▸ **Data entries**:
———

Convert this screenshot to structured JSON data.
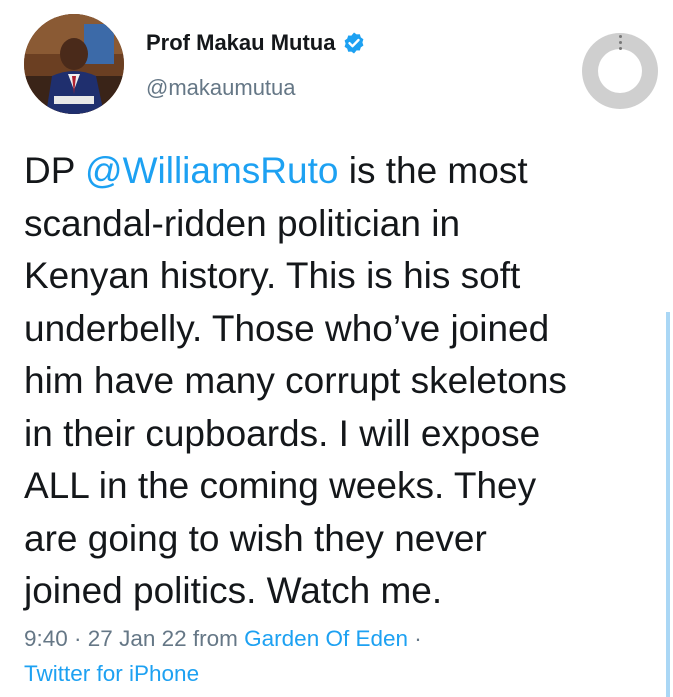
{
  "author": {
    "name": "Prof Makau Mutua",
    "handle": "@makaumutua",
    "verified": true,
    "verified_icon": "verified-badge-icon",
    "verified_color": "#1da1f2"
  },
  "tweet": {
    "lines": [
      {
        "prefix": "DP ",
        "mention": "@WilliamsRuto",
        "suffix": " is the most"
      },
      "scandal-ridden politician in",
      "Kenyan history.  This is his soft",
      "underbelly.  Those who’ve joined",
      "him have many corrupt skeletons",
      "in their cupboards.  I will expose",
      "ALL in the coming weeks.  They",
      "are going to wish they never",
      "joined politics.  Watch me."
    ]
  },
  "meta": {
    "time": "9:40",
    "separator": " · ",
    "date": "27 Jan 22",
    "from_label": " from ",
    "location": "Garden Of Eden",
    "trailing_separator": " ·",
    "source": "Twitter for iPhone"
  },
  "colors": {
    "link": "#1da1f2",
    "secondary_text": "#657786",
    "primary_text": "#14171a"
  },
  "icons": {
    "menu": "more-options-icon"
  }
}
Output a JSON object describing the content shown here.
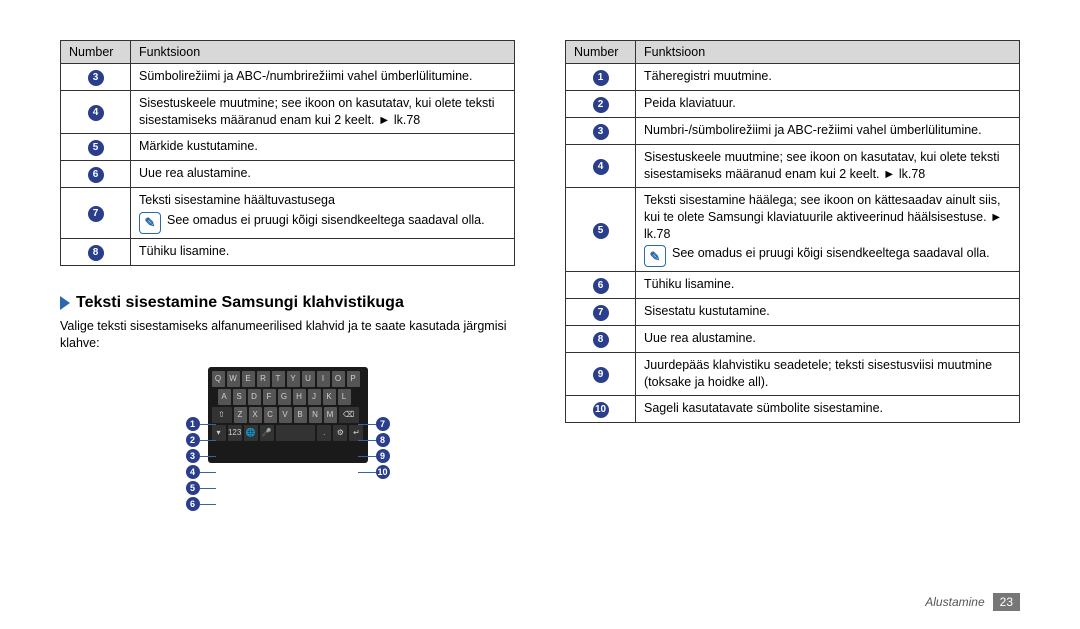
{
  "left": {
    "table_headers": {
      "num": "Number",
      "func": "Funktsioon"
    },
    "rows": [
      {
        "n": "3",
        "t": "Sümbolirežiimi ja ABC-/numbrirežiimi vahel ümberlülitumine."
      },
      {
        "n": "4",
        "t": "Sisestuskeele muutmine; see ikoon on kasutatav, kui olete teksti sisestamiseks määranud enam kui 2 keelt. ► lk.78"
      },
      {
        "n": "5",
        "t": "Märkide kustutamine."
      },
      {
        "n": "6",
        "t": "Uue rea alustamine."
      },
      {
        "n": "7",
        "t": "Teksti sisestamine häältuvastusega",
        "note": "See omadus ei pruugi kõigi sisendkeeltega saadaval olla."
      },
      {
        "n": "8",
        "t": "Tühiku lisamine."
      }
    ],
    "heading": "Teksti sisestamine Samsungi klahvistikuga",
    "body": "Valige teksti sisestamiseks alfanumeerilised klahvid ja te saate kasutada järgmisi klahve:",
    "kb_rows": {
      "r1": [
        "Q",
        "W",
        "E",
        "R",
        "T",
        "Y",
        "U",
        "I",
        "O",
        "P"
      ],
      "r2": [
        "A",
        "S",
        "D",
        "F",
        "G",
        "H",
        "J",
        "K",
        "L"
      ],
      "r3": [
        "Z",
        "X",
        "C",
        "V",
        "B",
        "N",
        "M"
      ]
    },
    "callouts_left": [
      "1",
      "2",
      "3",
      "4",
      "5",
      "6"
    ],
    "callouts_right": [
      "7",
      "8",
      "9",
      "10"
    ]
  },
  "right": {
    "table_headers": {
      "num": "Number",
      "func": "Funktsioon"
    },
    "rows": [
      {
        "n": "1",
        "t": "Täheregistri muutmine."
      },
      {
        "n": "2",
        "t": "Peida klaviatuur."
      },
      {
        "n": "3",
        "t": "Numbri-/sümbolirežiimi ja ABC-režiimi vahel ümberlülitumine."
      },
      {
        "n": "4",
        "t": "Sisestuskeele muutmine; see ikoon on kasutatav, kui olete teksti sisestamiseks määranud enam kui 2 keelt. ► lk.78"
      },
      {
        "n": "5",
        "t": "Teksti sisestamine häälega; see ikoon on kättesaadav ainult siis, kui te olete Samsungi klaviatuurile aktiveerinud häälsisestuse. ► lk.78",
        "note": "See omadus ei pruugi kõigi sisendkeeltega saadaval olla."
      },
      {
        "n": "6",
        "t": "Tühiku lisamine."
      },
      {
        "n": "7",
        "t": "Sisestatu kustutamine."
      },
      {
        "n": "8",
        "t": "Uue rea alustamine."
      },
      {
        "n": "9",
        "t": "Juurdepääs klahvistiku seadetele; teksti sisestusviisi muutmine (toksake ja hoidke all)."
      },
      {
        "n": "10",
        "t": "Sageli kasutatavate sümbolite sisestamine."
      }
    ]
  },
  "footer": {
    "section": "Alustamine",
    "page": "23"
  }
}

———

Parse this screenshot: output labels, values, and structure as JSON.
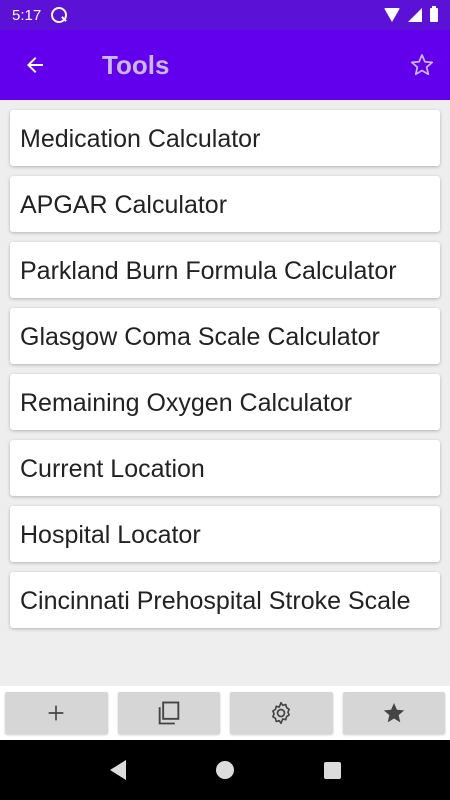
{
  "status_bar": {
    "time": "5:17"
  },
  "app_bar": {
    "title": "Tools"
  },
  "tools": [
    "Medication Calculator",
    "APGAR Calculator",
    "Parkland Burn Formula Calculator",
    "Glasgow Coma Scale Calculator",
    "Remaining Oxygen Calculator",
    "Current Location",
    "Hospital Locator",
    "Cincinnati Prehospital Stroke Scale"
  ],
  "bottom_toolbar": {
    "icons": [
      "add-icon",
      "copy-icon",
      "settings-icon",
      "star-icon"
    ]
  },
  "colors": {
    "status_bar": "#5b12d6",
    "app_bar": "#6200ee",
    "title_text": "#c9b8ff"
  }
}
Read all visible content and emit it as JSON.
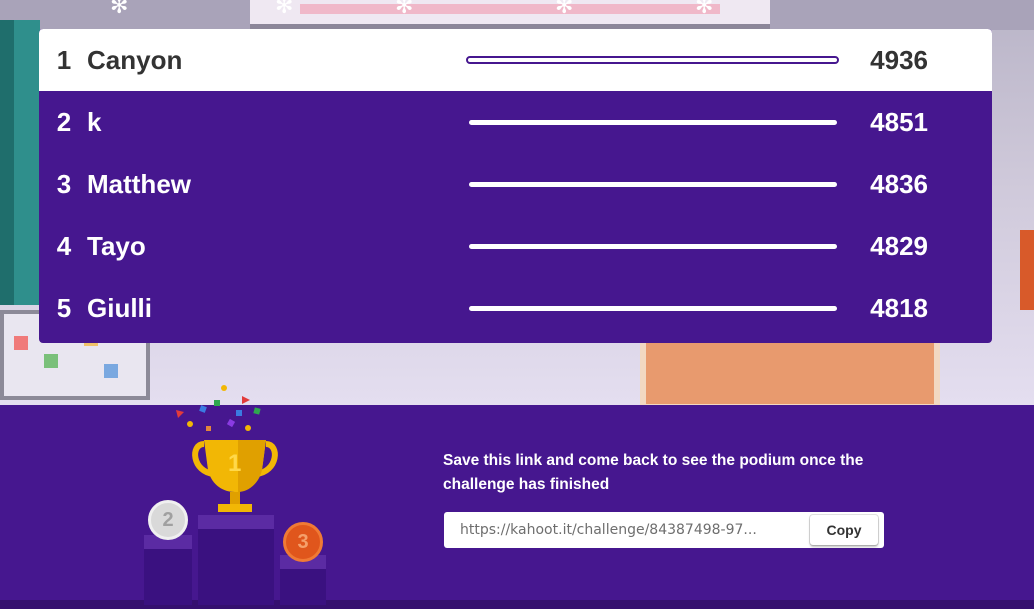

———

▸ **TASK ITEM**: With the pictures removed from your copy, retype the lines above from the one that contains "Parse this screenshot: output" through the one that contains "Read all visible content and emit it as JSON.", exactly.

▸ **ANSWER SECTION**:
Parse this screenshot: output labels, values, and structure as JSON.
{
  "status_bar": {
    "time": "5:17"
  },
  "app_bar": {
    "title": "Tools"
  },
  "tools": [
    "Medication Calculator",
    "APGAR Calculator",
    "Parkland Burn Formula Calculator",
    "Glasgow Coma Scale Calculator",
    "Remaining Oxygen Calculator",
    "Current Location",
    "Hospital Locator",
    "Cincinnati Prehospital Stroke Scale"
  ],
  "bottom_toolbar": {
    "icons": [
      "add-icon",
      "copy-icon",
      "settings-icon",
      "star-icon"
    ]
  },
  "colors": {
    "status_bar": "#5b12d6",
    "app_bar": "#6200ee",
    "title_text": "#c9b8ff"
  }
}
Read all visible content and emit it as JSON.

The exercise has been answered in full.